No franchise in sports is more proud -- and more protective -- of its history than the Yankees, so Friday's event at Fenway Park represents a departure of sorts.
There will be history, certainly, as they help the Red Sox mark the 100th anniversary of the venerable ballyard's first game -- a 7-6, 11-inning victory over the visitors from New York -- by donning replicas of their uniforms from that day.
But there also is this: That year's team, the last to be known as the Highlanders and play at Hilltop Park in Manhattan, went on to finish 50-102 and 55 games behind first-place Boston. It remains the worst season in franchise history.
"Hopefully we do a little better than they did,'' Mark Teixeira said before Thursday night's game against the Twins after being informed of the Highlanders' struggles.
Like most Yankees, Teixeira did not know much about the Highlanders and their pennant-free 10 seasons before moving to the Polo Grounds and changing their name in 1913.

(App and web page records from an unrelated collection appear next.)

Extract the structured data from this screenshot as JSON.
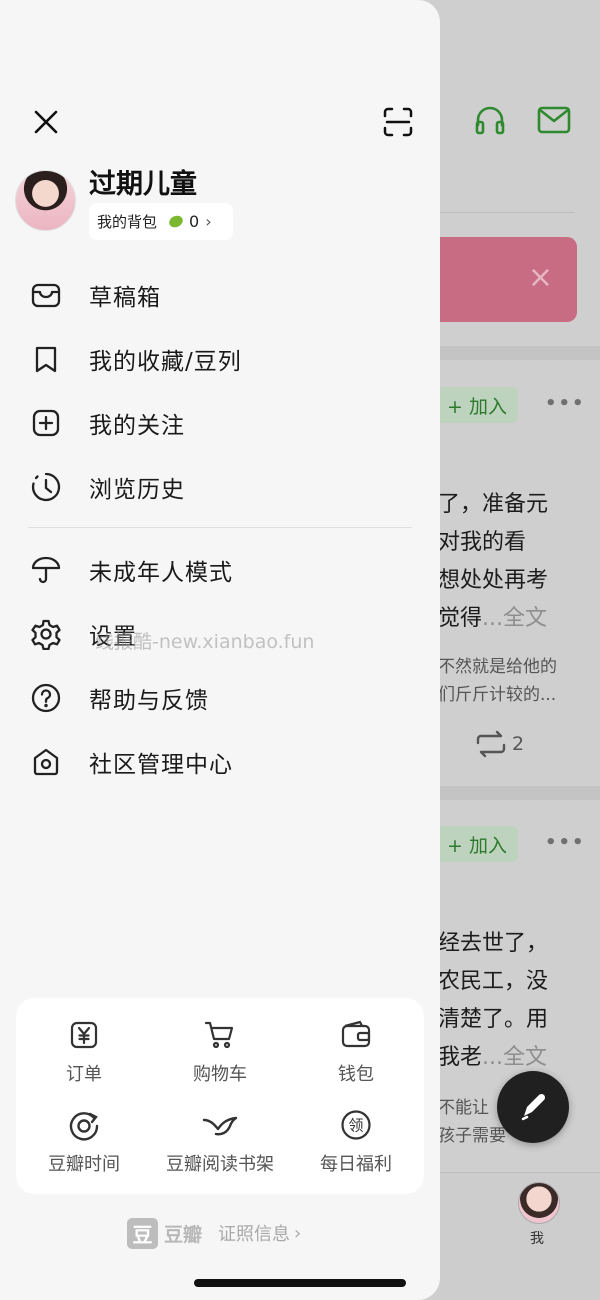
{
  "drawer": {
    "username": "过期儿童",
    "bag": {
      "label": "我的背包",
      "count": "0"
    },
    "menu": [
      {
        "label": "草稿箱",
        "icon": "inbox-icon"
      },
      {
        "label": "我的收藏/豆列",
        "icon": "bookmark-icon"
      },
      {
        "label": "我的关注",
        "icon": "plus-square-icon"
      },
      {
        "label": "浏览历史",
        "icon": "clock-icon"
      },
      {
        "label": "未成年人模式",
        "icon": "umbrella-icon"
      },
      {
        "label": "设置",
        "icon": "gear-icon"
      },
      {
        "label": "帮助与反馈",
        "icon": "question-icon"
      },
      {
        "label": "社区管理中心",
        "icon": "shield-home-icon"
      }
    ],
    "watermark": "线报酷-new.xianbao.fun",
    "services": [
      {
        "label": "订单",
        "icon": "yen-icon"
      },
      {
        "label": "购物车",
        "icon": "cart-icon"
      },
      {
        "label": "钱包",
        "icon": "wallet-icon"
      },
      {
        "label": "豆瓣时间",
        "icon": "douban-time-icon"
      },
      {
        "label": "豆瓣阅读书架",
        "icon": "bird-icon"
      },
      {
        "label": "每日福利",
        "icon": "gift-badge-icon"
      }
    ],
    "footer": {
      "logo_char": "豆",
      "logo_text": "豆瓣",
      "license": "证照信息"
    }
  },
  "background": {
    "join_label": "+ 加入",
    "post1": {
      "lines": [
        "了，准备元",
        "对我的看",
        "想处处再考",
        "觉得"
      ],
      "more": "...全文",
      "comment": [
        "不然就是给他的",
        "们斤斤计较的..."
      ],
      "reposts": "2"
    },
    "post2": {
      "lines": [
        "经去世了，",
        "农民工，没",
        "清楚了。用",
        "我老"
      ],
      "more": "...全文",
      "comment": [
        "不能让",
        "孩子需要"
      ]
    },
    "tab_me": "我"
  },
  "colors": {
    "accent": "#2f8a2f",
    "banner": "#c76c83",
    "drawer_bg": "#f6f6f6"
  }
}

"Starting with Ruth and Gehrig, I can maybe give you a little bit,'' he said, "but before then, you guys are going to have to help me out.''

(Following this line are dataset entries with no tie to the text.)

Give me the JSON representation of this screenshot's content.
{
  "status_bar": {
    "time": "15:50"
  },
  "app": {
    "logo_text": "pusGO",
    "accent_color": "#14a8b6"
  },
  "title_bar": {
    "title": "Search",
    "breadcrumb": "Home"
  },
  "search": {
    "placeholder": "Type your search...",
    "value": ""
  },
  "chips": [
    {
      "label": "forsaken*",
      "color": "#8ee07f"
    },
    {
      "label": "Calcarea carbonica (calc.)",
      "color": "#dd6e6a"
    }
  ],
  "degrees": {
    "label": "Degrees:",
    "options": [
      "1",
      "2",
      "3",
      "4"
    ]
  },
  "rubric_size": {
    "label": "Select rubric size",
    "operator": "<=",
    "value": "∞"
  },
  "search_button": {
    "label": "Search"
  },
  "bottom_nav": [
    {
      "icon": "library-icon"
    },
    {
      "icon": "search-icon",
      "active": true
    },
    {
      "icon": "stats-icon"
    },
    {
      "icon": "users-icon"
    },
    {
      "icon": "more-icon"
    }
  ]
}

Derek Jeter also confessed to knowing nothing of that era, and jokingly suggested reporters to ask 39-year-old Raul Ibañez about it.
But the players seemed to embrace the opportunity to celebrate the occasion, even if the party is being hosted by their ancient rivals, and even if it means wearing old-school duds.
"I love that stuff,'' Nick Swisher said. "Those old jerseys, man, those represent America's greatest pastime, man. Those are the bones of the game. For me, man, I'm juiced.
"Don't get me wrong, I think the pinstripes are by far the coolest uniform in the world. But to be able to wear the history, for me, that's super-cool . . . I hope they don't have the wool like they did back in the day.''
Not to worry. The replicas won't be quite that authentic. But the light gray duds, including a version of the familiar interlocking NY, will be an unprecedented historical nod.
The team has no record of having worn a "throwback'' version of a Yankees uniform and knows of only one instance of wearing anything other than its regular uniforms in an official game. They wore New York Black Yankees jerseys for a Negro League salute in Detroit in 1996.
The uniforms won't be the only thing unfamiliar about Friday's game at Fenway. What might life in the storied rivalry be like with Bobby Valentine added to the brew? "We'll see,'' Teixeira said. "Bobby's an entertainer. He likes to have fun. He likes to get out there and stir things up sometimes.''
Jeter had a respectful relationship with former Red Sox manager Terry Francona, regularly tipping his cap to him in tribute. He said it will be "weird'' not to have Francona in the opposing dugout. But he was pleased to learn that Francona decided to attend Friday's festivities after initially declining.
Does he think Francona will be cheered? "It wasn't like they were winning championships all the time before he got there, so of course,'' he said. "He deserves it and I'm sure he'll get a nice ovation.''
Beyond that, it presumably will be business as usual in the rivalry, including long, tense games.
"ESPN games get 2½ minutes between innings and then [Josh] Beckett is on the mound and he takes 45 seconds in between pitches,'' Russell Martin said. "But besides that, it's awesome.''
Wait. Didn't Martin say in September he "hates'' the Red Sox?
"I never really hated them,'' he said Thursday, smiling. "But it made for good papers.''
Several Yankees said Fenway remains a special, unique place, in part because of the Green Monster, in part because of the proximity and intensity of spectators.
"The fans are right on top of you, which can be good and bad,'' Jeter said. "Any time you have a good atmosphere as a player, it makes it fun.''
Jeter said he still finds himself aiming for the wall in leftfield, and still trying in vain not to.
The Yankees and Red Sox will be back at it at Fenway on Saturday, unlike their 1912 counterparts. The day after the original opener, the Highlanders returned to New York for a benefit game against the Giants at the Polo Grounds.
The event raised $9,425.25 to aid survivors of the Titanic, which had sunk less than a week earlier. The Giants won, 11-2.